- Instructions to follow -
All records should be reproduced verbatim.
-----
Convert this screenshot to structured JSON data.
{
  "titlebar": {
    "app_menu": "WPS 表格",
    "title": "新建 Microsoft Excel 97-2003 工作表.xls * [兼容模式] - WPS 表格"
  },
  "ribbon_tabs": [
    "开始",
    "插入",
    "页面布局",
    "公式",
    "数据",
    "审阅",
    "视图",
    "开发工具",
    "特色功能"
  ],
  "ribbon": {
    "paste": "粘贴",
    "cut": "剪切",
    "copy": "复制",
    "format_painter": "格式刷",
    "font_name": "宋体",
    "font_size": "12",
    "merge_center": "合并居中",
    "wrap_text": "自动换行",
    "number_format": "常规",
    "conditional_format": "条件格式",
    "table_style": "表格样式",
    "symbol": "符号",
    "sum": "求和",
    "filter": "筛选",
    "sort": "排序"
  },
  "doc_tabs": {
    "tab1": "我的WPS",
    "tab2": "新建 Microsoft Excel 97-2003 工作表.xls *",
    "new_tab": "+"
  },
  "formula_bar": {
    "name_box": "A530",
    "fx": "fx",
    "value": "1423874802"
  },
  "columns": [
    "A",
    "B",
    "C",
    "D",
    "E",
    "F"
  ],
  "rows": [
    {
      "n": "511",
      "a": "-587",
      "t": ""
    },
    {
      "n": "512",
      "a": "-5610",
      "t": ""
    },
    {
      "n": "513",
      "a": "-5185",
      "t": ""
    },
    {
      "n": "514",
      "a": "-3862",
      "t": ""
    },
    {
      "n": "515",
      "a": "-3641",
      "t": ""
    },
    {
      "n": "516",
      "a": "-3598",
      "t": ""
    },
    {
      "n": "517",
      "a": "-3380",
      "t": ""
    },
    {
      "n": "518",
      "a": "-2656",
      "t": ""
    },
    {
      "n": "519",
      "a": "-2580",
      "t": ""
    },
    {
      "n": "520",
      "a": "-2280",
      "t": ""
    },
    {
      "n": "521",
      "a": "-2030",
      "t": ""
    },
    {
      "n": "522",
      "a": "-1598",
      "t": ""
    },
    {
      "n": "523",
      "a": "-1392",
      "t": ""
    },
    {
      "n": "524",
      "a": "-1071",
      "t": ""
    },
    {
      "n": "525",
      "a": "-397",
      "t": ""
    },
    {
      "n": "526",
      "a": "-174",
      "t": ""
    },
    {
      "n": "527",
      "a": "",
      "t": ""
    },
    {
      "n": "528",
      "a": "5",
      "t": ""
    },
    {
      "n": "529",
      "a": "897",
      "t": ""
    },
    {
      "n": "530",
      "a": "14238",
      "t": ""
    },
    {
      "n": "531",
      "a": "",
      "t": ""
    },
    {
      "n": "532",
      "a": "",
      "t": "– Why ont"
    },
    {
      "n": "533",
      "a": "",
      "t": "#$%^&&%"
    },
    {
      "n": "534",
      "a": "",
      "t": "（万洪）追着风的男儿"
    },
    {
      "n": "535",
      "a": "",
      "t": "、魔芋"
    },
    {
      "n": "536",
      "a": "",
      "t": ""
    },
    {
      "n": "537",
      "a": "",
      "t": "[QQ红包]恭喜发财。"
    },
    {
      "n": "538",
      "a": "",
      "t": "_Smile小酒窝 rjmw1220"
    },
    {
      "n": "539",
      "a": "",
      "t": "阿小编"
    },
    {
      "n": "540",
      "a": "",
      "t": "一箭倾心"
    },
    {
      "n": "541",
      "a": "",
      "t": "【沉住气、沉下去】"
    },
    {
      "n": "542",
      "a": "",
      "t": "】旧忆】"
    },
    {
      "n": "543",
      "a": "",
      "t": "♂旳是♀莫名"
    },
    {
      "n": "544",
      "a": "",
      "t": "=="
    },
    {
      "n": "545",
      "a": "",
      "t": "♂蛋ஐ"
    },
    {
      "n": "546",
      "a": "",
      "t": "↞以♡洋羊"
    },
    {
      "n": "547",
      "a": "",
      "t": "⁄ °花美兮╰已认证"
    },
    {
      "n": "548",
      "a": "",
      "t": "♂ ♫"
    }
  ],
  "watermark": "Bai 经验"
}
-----
- Result of this task -
Convert this screenshot to structured JSON data.
{
  "titlebar": {
    "app_menu": "WPS 表格",
    "title": "新建 Microsoft Excel 97-2003 工作表.xls * [兼容模式] - WPS 表格"
  },
  "ribbon_tabs": [
    "开始",
    "插入",
    "页面布局",
    "公式",
    "数据",
    "审阅",
    "视图",
    "开发工具",
    "特色功能"
  ],
  "ribbon": {
    "paste": "粘贴",
    "cut": "剪切",
    "copy": "复制",
    "format_painter": "格式刷",
    "font_name": "宋体",
    "font_size": "12",
    "merge_center": "合并居中",
    "wrap_text": "自动换行",
    "number_format": "常规",
    "conditional_format": "条件格式",
    "table_style": "表格样式",
    "symbol": "符号",
    "sum": "求和",
    "filter": "筛选",
    "sort": "排序"
  },
  "doc_tabs": {
    "tab1": "我的WPS",
    "tab2": "新建 Microsoft Excel 97-2003 工作表.xls *",
    "new_tab": "+"
  },
  "formula_bar": {
    "name_box": "A530",
    "fx": "fx",
    "value": "1423874802"
  },
  "columns": [
    "A",
    "B",
    "C",
    "D",
    "E",
    "F"
  ],
  "rows": [
    {
      "n": "511",
      "a": "-587",
      "t": ""
    },
    {
      "n": "512",
      "a": "-5610",
      "t": ""
    },
    {
      "n": "513",
      "a": "-5185",
      "t": ""
    },
    {
      "n": "514",
      "a": "-3862",
      "t": ""
    },
    {
      "n": "515",
      "a": "-3641",
      "t": ""
    },
    {
      "n": "516",
      "a": "-3598",
      "t": ""
    },
    {
      "n": "517",
      "a": "-3380",
      "t": ""
    },
    {
      "n": "518",
      "a": "-2656",
      "t": ""
    },
    {
      "n": "519",
      "a": "-2580",
      "t": ""
    },
    {
      "n": "520",
      "a": "-2280",
      "t": ""
    },
    {
      "n": "521",
      "a": "-2030",
      "t": ""
    },
    {
      "n": "522",
      "a": "-1598",
      "t": ""
    },
    {
      "n": "523",
      "a": "-1392",
      "t": ""
    },
    {
      "n": "524",
      "a": "-1071",
      "t": ""
    },
    {
      "n": "525",
      "a": "-397",
      "t": ""
    },
    {
      "n": "526",
      "a": "-174",
      "t": ""
    },
    {
      "n": "527",
      "a": "",
      "t": ""
    },
    {
      "n": "528",
      "a": "5",
      "t": ""
    },
    {
      "n": "529",
      "a": "897",
      "t": ""
    },
    {
      "n": "530",
      "a": "14238",
      "t": ""
    },
    {
      "n": "531",
      "a": "",
      "t": ""
    },
    {
      "n": "532",
      "a": "",
      "t": "– Why ont"
    },
    {
      "n": "533",
      "a": "",
      "t": "#$%^&&%"
    },
    {
      "n": "534",
      "a": "",
      "t": "（万洪）追着风的男儿"
    },
    {
      "n": "535",
      "a": "",
      "t": "、魔芋"
    },
    {
      "n": "536",
      "a": "",
      "t": ""
    },
    {
      "n": "537",
      "a": "",
      "t": "[QQ红包]恭喜发财。"
    },
    {
      "n": "538",
      "a": "",
      "t": "_Smile小酒窝 rjmw1220"
    },
    {
      "n": "539",
      "a": "",
      "t": "阿小编"
    },
    {
      "n": "540",
      "a": "",
      "t": "一箭倾心"
    },
    {
      "n": "541",
      "a": "",
      "t": "【沉住气、沉下去】"
    },
    {
      "n": "542",
      "a": "",
      "t": "】旧忆】"
    },
    {
      "n": "543",
      "a": "",
      "t": "♂旳是♀莫名"
    },
    {
      "n": "544",
      "a": "",
      "t": "=="
    },
    {
      "n": "545",
      "a": "",
      "t": "♂蛋ஐ"
    },
    {
      "n": "546",
      "a": "",
      "t": "↞以♡洋羊"
    },
    {
      "n": "547",
      "a": "",
      "t": "⁄ °花美兮╰已认证"
    },
    {
      "n": "548",
      "a": "",
      "t": "♂ ♫"
    }
  ],
  "watermark": "Bai 经验"
}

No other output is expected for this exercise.